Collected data
· · · ·

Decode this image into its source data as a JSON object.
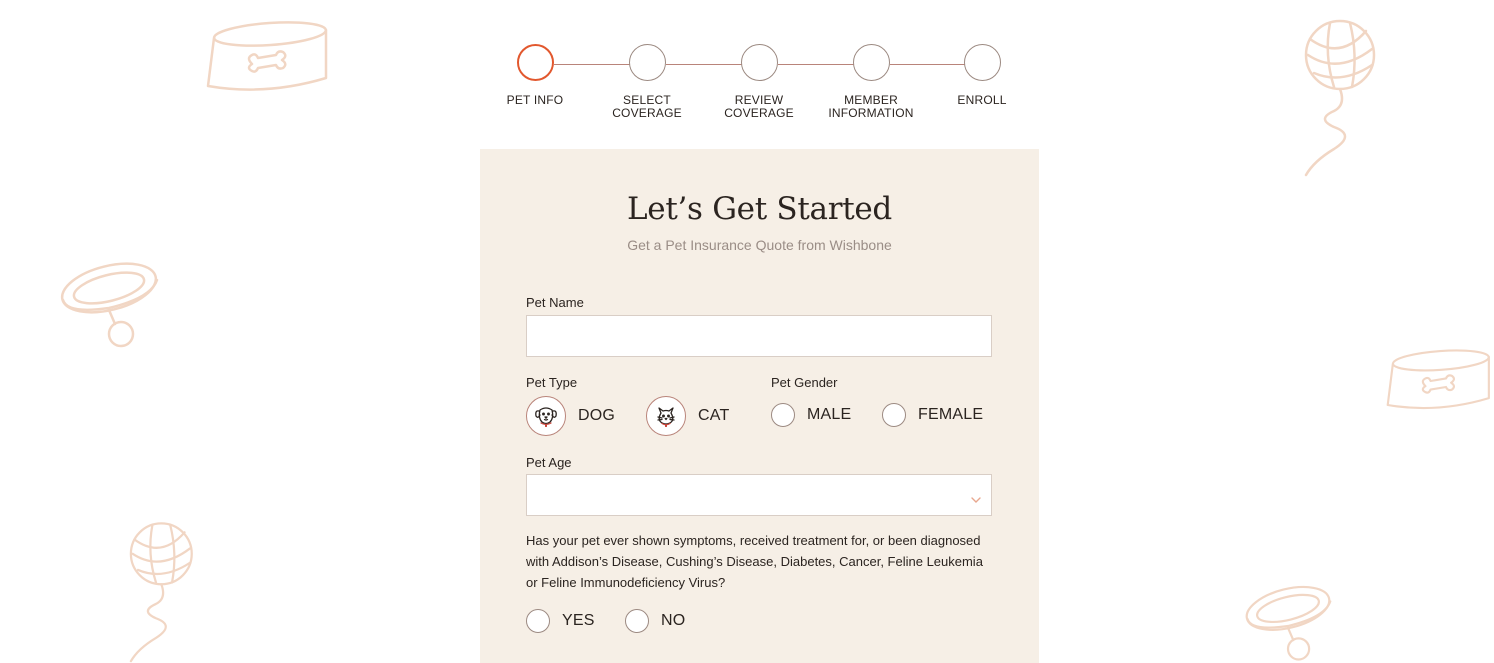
{
  "stepper": {
    "steps": [
      {
        "line1": "PET INFO",
        "line2": ""
      },
      {
        "line1": "SELECT",
        "line2": "COVERAGE"
      },
      {
        "line1": "REVIEW",
        "line2": "COVERAGE"
      },
      {
        "line1": "MEMBER",
        "line2": "INFORMATION"
      },
      {
        "line1": "ENROLL",
        "line2": ""
      }
    ],
    "active_index": 0
  },
  "form": {
    "title": "Let’s Get Started",
    "subtitle": "Get a Pet Insurance Quote from Wishbone",
    "pet_name": {
      "label": "Pet Name",
      "value": ""
    },
    "pet_type": {
      "label": "Pet Type",
      "options": [
        "DOG",
        "CAT"
      ]
    },
    "pet_gender": {
      "label": "Pet Gender",
      "options": [
        "MALE",
        "FEMALE"
      ]
    },
    "pet_age": {
      "label": "Pet Age",
      "value": ""
    },
    "health_question": {
      "text": "Has your pet ever shown symptoms, received treatment for, or been diagnosed with Addison’s Disease, Cushing’s Disease, Diabetes, Cancer, Feline Leukemia or Feline Immunodeficiency Virus?",
      "options": [
        "YES",
        "NO"
      ]
    }
  },
  "colors": {
    "accent": "#e2582e",
    "card_bg": "#f6efe6",
    "decoration": "#f1d6c4",
    "muted_text": "#9a8d86"
  },
  "icons": {
    "decorations": [
      "pet-bowl-icon",
      "yarn-ball-icon",
      "pet-collar-icon"
    ],
    "pet_type": [
      "dog-icon",
      "cat-icon"
    ],
    "select": "chevron-down-icon"
  }
}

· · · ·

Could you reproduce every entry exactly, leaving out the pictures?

Written answer -
Decode this image into its source data as a JSON object.
{
  "stepper": {
    "steps": [
      {
        "line1": "PET INFO",
        "line2": ""
      },
      {
        "line1": "SELECT",
        "line2": "COVERAGE"
      },
      {
        "line1": "REVIEW",
        "line2": "COVERAGE"
      },
      {
        "line1": "MEMBER",
        "line2": "INFORMATION"
      },
      {
        "line1": "ENROLL",
        "line2": ""
      }
    ],
    "active_index": 0
  },
  "form": {
    "title": "Let’s Get Started",
    "subtitle": "Get a Pet Insurance Quote from Wishbone",
    "pet_name": {
      "label": "Pet Name",
      "value": ""
    },
    "pet_type": {
      "label": "Pet Type",
      "options": [
        "DOG",
        "CAT"
      ]
    },
    "pet_gender": {
      "label": "Pet Gender",
      "options": [
        "MALE",
        "FEMALE"
      ]
    },
    "pet_age": {
      "label": "Pet Age",
      "value": ""
    },
    "health_question": {
      "text": "Has your pet ever shown symptoms, received treatment for, or been diagnosed with Addison’s Disease, Cushing’s Disease, Diabetes, Cancer, Feline Leukemia or Feline Immunodeficiency Virus?",
      "options": [
        "YES",
        "NO"
      ]
    }
  },
  "colors": {
    "accent": "#e2582e",
    "card_bg": "#f6efe6",
    "decoration": "#f1d6c4",
    "muted_text": "#9a8d86"
  },
  "icons": {
    "decorations": [
      "pet-bowl-icon",
      "yarn-ball-icon",
      "pet-collar-icon"
    ],
    "pet_type": [
      "dog-icon",
      "cat-icon"
    ],
    "select": "chevron-down-icon"
  }
}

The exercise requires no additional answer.